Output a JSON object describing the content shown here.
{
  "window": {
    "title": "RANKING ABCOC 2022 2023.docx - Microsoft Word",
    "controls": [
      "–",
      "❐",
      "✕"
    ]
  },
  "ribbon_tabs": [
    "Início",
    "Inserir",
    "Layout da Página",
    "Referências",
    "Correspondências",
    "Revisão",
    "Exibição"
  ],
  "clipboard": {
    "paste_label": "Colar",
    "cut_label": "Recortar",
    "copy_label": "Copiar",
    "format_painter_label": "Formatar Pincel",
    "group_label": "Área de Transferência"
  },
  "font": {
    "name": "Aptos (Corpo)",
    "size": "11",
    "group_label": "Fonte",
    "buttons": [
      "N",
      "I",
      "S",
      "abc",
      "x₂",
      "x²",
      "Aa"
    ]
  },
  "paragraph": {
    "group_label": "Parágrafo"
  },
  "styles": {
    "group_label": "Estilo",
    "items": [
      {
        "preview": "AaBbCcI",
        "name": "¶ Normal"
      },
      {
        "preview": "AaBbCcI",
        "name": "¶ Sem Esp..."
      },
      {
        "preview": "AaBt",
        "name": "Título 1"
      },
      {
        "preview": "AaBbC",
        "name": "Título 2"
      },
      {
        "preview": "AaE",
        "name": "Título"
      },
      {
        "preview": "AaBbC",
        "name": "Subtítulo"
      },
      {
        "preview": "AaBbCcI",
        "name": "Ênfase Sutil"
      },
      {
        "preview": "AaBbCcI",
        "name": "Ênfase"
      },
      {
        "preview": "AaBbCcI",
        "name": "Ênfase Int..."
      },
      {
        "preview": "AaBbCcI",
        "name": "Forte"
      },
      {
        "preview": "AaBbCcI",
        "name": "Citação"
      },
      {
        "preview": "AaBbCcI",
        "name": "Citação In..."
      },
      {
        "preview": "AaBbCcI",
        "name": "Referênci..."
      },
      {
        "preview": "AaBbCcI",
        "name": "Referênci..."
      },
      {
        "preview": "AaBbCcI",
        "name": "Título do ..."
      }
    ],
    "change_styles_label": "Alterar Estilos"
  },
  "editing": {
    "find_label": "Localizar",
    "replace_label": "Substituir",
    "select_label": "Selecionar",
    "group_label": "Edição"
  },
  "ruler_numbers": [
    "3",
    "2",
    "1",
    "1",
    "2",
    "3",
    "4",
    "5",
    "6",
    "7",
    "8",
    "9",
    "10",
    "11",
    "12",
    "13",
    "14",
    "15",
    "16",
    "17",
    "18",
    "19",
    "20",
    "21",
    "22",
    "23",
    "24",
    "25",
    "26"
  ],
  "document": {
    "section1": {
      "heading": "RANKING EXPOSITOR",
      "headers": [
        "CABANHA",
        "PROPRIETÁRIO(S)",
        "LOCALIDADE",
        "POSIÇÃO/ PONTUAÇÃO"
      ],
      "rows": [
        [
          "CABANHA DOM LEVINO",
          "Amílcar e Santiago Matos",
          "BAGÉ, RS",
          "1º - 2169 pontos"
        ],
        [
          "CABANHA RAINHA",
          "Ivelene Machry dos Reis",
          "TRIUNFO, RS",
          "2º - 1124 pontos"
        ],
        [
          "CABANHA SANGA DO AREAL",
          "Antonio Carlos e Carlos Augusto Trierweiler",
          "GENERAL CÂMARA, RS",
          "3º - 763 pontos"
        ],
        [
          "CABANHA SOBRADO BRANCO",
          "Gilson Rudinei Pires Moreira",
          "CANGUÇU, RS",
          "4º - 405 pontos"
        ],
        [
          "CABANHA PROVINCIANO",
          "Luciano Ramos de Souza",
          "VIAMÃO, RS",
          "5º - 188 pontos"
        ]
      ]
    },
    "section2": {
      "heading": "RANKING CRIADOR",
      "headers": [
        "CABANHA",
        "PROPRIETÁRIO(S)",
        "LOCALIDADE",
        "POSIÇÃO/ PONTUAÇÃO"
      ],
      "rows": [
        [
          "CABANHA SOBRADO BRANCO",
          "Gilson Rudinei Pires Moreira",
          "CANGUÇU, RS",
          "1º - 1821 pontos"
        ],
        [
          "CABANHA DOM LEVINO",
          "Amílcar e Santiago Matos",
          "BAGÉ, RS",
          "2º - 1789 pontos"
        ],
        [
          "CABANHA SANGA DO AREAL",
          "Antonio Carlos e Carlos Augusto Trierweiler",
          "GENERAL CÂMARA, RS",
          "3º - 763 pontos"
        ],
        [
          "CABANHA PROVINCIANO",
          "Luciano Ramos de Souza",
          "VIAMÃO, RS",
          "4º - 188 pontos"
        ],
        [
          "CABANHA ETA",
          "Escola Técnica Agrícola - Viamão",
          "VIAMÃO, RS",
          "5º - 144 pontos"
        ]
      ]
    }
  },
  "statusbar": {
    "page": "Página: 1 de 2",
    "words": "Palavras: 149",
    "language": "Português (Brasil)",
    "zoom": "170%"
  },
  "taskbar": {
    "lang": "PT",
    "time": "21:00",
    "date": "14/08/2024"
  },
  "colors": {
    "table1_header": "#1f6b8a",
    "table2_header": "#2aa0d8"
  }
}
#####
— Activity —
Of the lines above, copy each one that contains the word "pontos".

— Response to the exercise —
          "1º - 2169 pontos"
          "2º - 1124 pontos"
          "3º - 763 pontos"
          "4º - 405 pontos"
          "5º - 188 pontos"
          "1º - 1821 pontos"
          "2º - 1789 pontos"
          "3º - 763 pontos"
          "4º - 188 pontos"
          "5º - 144 pontos"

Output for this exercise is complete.